* Task objective
Would you please return the lines of the material that contain the word "JSON"?

START Material to process

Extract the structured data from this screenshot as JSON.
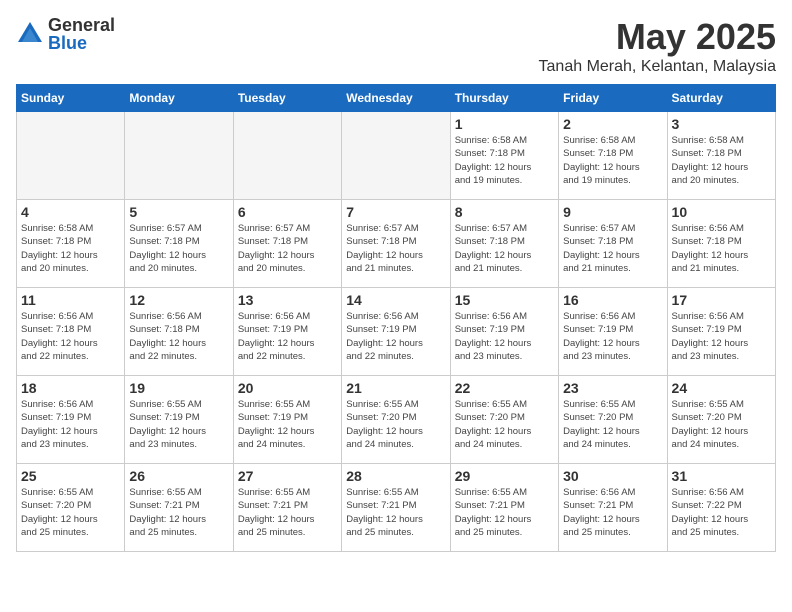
{
  "logo": {
    "general": "General",
    "blue": "Blue"
  },
  "title": "May 2025",
  "location": "Tanah Merah, Kelantan, Malaysia",
  "weekdays": [
    "Sunday",
    "Monday",
    "Tuesday",
    "Wednesday",
    "Thursday",
    "Friday",
    "Saturday"
  ],
  "weeks": [
    [
      {
        "day": "",
        "info": ""
      },
      {
        "day": "",
        "info": ""
      },
      {
        "day": "",
        "info": ""
      },
      {
        "day": "",
        "info": ""
      },
      {
        "day": "1",
        "info": "Sunrise: 6:58 AM\nSunset: 7:18 PM\nDaylight: 12 hours\nand 19 minutes."
      },
      {
        "day": "2",
        "info": "Sunrise: 6:58 AM\nSunset: 7:18 PM\nDaylight: 12 hours\nand 19 minutes."
      },
      {
        "day": "3",
        "info": "Sunrise: 6:58 AM\nSunset: 7:18 PM\nDaylight: 12 hours\nand 20 minutes."
      }
    ],
    [
      {
        "day": "4",
        "info": "Sunrise: 6:58 AM\nSunset: 7:18 PM\nDaylight: 12 hours\nand 20 minutes."
      },
      {
        "day": "5",
        "info": "Sunrise: 6:57 AM\nSunset: 7:18 PM\nDaylight: 12 hours\nand 20 minutes."
      },
      {
        "day": "6",
        "info": "Sunrise: 6:57 AM\nSunset: 7:18 PM\nDaylight: 12 hours\nand 20 minutes."
      },
      {
        "day": "7",
        "info": "Sunrise: 6:57 AM\nSunset: 7:18 PM\nDaylight: 12 hours\nand 21 minutes."
      },
      {
        "day": "8",
        "info": "Sunrise: 6:57 AM\nSunset: 7:18 PM\nDaylight: 12 hours\nand 21 minutes."
      },
      {
        "day": "9",
        "info": "Sunrise: 6:57 AM\nSunset: 7:18 PM\nDaylight: 12 hours\nand 21 minutes."
      },
      {
        "day": "10",
        "info": "Sunrise: 6:56 AM\nSunset: 7:18 PM\nDaylight: 12 hours\nand 21 minutes."
      }
    ],
    [
      {
        "day": "11",
        "info": "Sunrise: 6:56 AM\nSunset: 7:18 PM\nDaylight: 12 hours\nand 22 minutes."
      },
      {
        "day": "12",
        "info": "Sunrise: 6:56 AM\nSunset: 7:18 PM\nDaylight: 12 hours\nand 22 minutes."
      },
      {
        "day": "13",
        "info": "Sunrise: 6:56 AM\nSunset: 7:19 PM\nDaylight: 12 hours\nand 22 minutes."
      },
      {
        "day": "14",
        "info": "Sunrise: 6:56 AM\nSunset: 7:19 PM\nDaylight: 12 hours\nand 22 minutes."
      },
      {
        "day": "15",
        "info": "Sunrise: 6:56 AM\nSunset: 7:19 PM\nDaylight: 12 hours\nand 23 minutes."
      },
      {
        "day": "16",
        "info": "Sunrise: 6:56 AM\nSunset: 7:19 PM\nDaylight: 12 hours\nand 23 minutes."
      },
      {
        "day": "17",
        "info": "Sunrise: 6:56 AM\nSunset: 7:19 PM\nDaylight: 12 hours\nand 23 minutes."
      }
    ],
    [
      {
        "day": "18",
        "info": "Sunrise: 6:56 AM\nSunset: 7:19 PM\nDaylight: 12 hours\nand 23 minutes."
      },
      {
        "day": "19",
        "info": "Sunrise: 6:55 AM\nSunset: 7:19 PM\nDaylight: 12 hours\nand 23 minutes."
      },
      {
        "day": "20",
        "info": "Sunrise: 6:55 AM\nSunset: 7:19 PM\nDaylight: 12 hours\nand 24 minutes."
      },
      {
        "day": "21",
        "info": "Sunrise: 6:55 AM\nSunset: 7:20 PM\nDaylight: 12 hours\nand 24 minutes."
      },
      {
        "day": "22",
        "info": "Sunrise: 6:55 AM\nSunset: 7:20 PM\nDaylight: 12 hours\nand 24 minutes."
      },
      {
        "day": "23",
        "info": "Sunrise: 6:55 AM\nSunset: 7:20 PM\nDaylight: 12 hours\nand 24 minutes."
      },
      {
        "day": "24",
        "info": "Sunrise: 6:55 AM\nSunset: 7:20 PM\nDaylight: 12 hours\nand 24 minutes."
      }
    ],
    [
      {
        "day": "25",
        "info": "Sunrise: 6:55 AM\nSunset: 7:20 PM\nDaylight: 12 hours\nand 25 minutes."
      },
      {
        "day": "26",
        "info": "Sunrise: 6:55 AM\nSunset: 7:21 PM\nDaylight: 12 hours\nand 25 minutes."
      },
      {
        "day": "27",
        "info": "Sunrise: 6:55 AM\nSunset: 7:21 PM\nDaylight: 12 hours\nand 25 minutes."
      },
      {
        "day": "28",
        "info": "Sunrise: 6:55 AM\nSunset: 7:21 PM\nDaylight: 12 hours\nand 25 minutes."
      },
      {
        "day": "29",
        "info": "Sunrise: 6:55 AM\nSunset: 7:21 PM\nDaylight: 12 hours\nand 25 minutes."
      },
      {
        "day": "30",
        "info": "Sunrise: 6:56 AM\nSunset: 7:21 PM\nDaylight: 12 hours\nand 25 minutes."
      },
      {
        "day": "31",
        "info": "Sunrise: 6:56 AM\nSunset: 7:22 PM\nDaylight: 12 hours\nand 25 minutes."
      }
    ]
  ]
}
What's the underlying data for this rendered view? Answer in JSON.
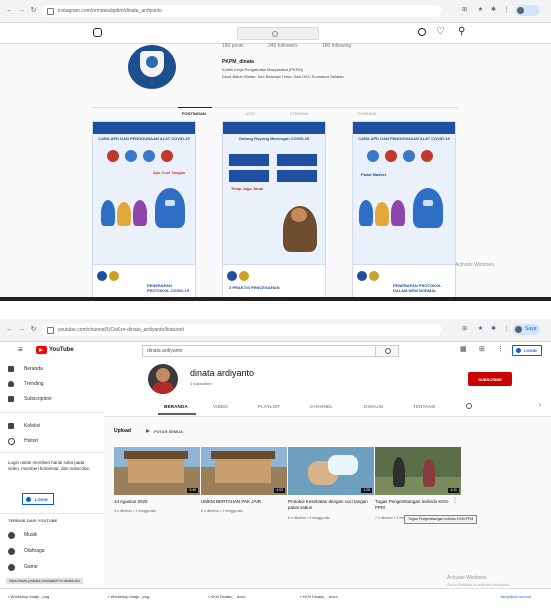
{
  "top": {
    "browser": {
      "url": "instagram.com/ormawa/ppkm/dinata_ardiyanto"
    },
    "instagram": {
      "stats": [
        "180 posts",
        "345 followers",
        "180 following"
      ],
      "profile_name": "PKPM_dinata",
      "bio_line1": "Kuliah Kerja Pengabdian Masyarakat (PKPM)",
      "bio_line2": "Desa Batun Wetan, Kec.Baturaja Timur, Kab.OKU Sumatera Selatan",
      "tabs": [
        "POSTINGAN",
        "IGTV",
        "DITANDAI",
        "DITANDAI"
      ],
      "posts": [
        {
          "title": "CARA APD DAN PENGGUNAAN ALAT COVID-19",
          "subtitle": "Ayo Cuci Tangan",
          "footer": "PENERAPAN PROTOKOL COVID-19"
        },
        {
          "title": "Gotong Royong Mencegah COVID-19",
          "subtitle": "Tetap Jaga Jarak",
          "footer": "3 PRAKTIS PENCEGAHAN"
        },
        {
          "title": "CARA APD DAN PENGGUNAAN ALAT COVID-19",
          "subtitle": "Pakai Masker",
          "footer": "PENERAPAN PROTOKOL DALAM NEW NORMAL"
        }
      ],
      "watermark": "Activate Windows"
    }
  },
  "bottom": {
    "browser": {
      "url": "youtube.com/channel/UCeKzo-dinata_ardiyanto/featured",
      "profile_label": "Saya"
    },
    "youtube": {
      "logo_text": "YouTube",
      "search_value": "dinata ardiyanto",
      "signin_label": "LOGIN",
      "sidebar": {
        "main": [
          "Beranda",
          "Trending",
          "Subscription"
        ],
        "library": [
          "Koleksi",
          "Histori"
        ],
        "login_prompt": "Login untuk memberi hariai suka pada video, memberi komentar, dan subscribe.",
        "login_button": "LOGIN",
        "section_title": "TERBAIK DARI YOUTUBE",
        "best": [
          "Musik",
          "Olahraga",
          "Game"
        ]
      },
      "channel": {
        "name": "dinata ardiyanto",
        "subscribers": "1 subscriber",
        "subscribe_label": "SUBSCRIBE",
        "tabs": [
          "BERANDA",
          "VIDEO",
          "PLAYLIST",
          "CHANNEL",
          "DISKUSI",
          "TENTANG"
        ]
      },
      "section": {
        "title": "Upload",
        "play_all": "PUTAR SEMUA"
      },
      "videos": [
        {
          "title": "14 Agustus 2020",
          "meta": "4 x ditonton • 1 minggu lalu",
          "duration": "3:49"
        },
        {
          "title": "UMKM BERTAHAN PAK JAIR",
          "meta": "8 x ditonton • 1 minggu lalu",
          "duration": "4:03"
        },
        {
          "title": "Protokol Kesehatan dengan cuci tangan pakai sabun",
          "meta": "6 x ditonton • 2 minggu lalu",
          "duration": "1:26"
        },
        {
          "title": "Tugas Pengembangan Individu KKN-PPM",
          "meta": "7 x ditonton • 2 minggu lalu",
          "duration": "4:11"
        }
      ],
      "tooltip": "Tugas Pengembangan Individu KKN-PPM",
      "status_url": "https://www.youtube.com/watch?v=dinata-kkn",
      "watermark_line1": "Activate Windows",
      "watermark_line2": "Go to Settings to activate Windows."
    },
    "taskbar": {
      "items": [
        "Workshop imaje ..png",
        "Workshop imaje ..png",
        "KKN Dinata_ ..docx",
        "KKN Dinata_ ..docx"
      ],
      "right": "Tampilkan semua"
    }
  }
}
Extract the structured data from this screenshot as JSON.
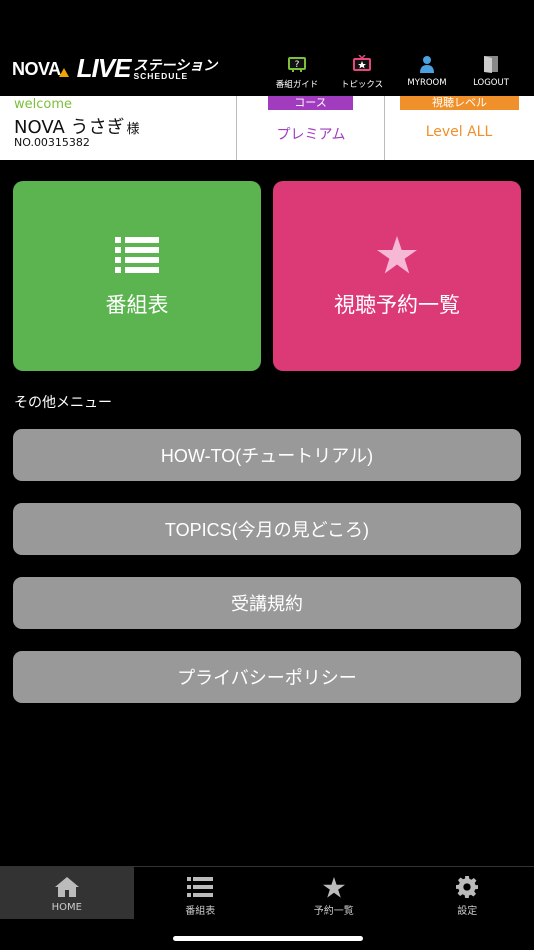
{
  "header": {
    "logo_nova": "NOVA",
    "logo_live": "LIVE",
    "logo_station": "ステーション",
    "logo_schedule": "SCHEDULE",
    "nav": [
      {
        "label": "番組ガイド",
        "icon": "guide-icon"
      },
      {
        "label": "トピックス",
        "icon": "tv-topics-icon"
      },
      {
        "label": "MYROOM",
        "icon": "person-icon"
      },
      {
        "label": "LOGOUT",
        "icon": "door-icon"
      }
    ]
  },
  "user": {
    "welcome": "welcome",
    "name": "NOVA うさぎ",
    "honorific": "様",
    "number": "NO.00315382",
    "course_tag": "コース",
    "course_value": "プレミアム",
    "level_tag": "視聴レベル",
    "level_value": "Level ALL"
  },
  "tiles": {
    "schedule": "番組表",
    "reservations": "視聴予約一覧"
  },
  "other_menu_label": "その他メニュー",
  "menu": {
    "howto": "HOW-TO(チュートリアル)",
    "topics": "TOPICS(今月の見どころ)",
    "terms": "受講規約",
    "privacy": "プライバシーポリシー"
  },
  "tabbar": [
    {
      "label": "HOME",
      "icon": "home-icon",
      "active": true
    },
    {
      "label": "番組表",
      "icon": "list-icon",
      "active": false
    },
    {
      "label": "予約一覧",
      "icon": "star-icon",
      "active": false
    },
    {
      "label": "設定",
      "icon": "gear-icon",
      "active": false
    }
  ],
  "colors": {
    "green": "#5cb450",
    "pink": "#dc3a77",
    "purple": "#a23cbf",
    "orange": "#f0902a",
    "menu_gray": "#999999"
  }
}
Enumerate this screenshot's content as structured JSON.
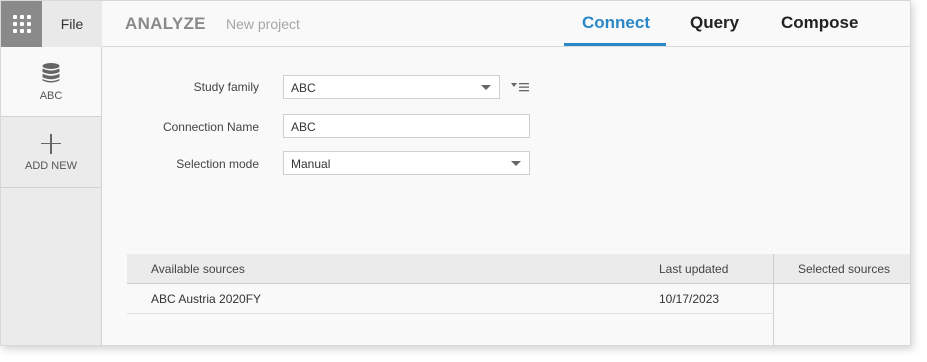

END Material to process

* Result for this task
Extract the structured data from this screenshot as JSON.
What's the underlying data for this rendered view? Answer in JSON.
Extract the structured data from this screenshot as JSON.
Enumerate this screenshot's content as structured JSON.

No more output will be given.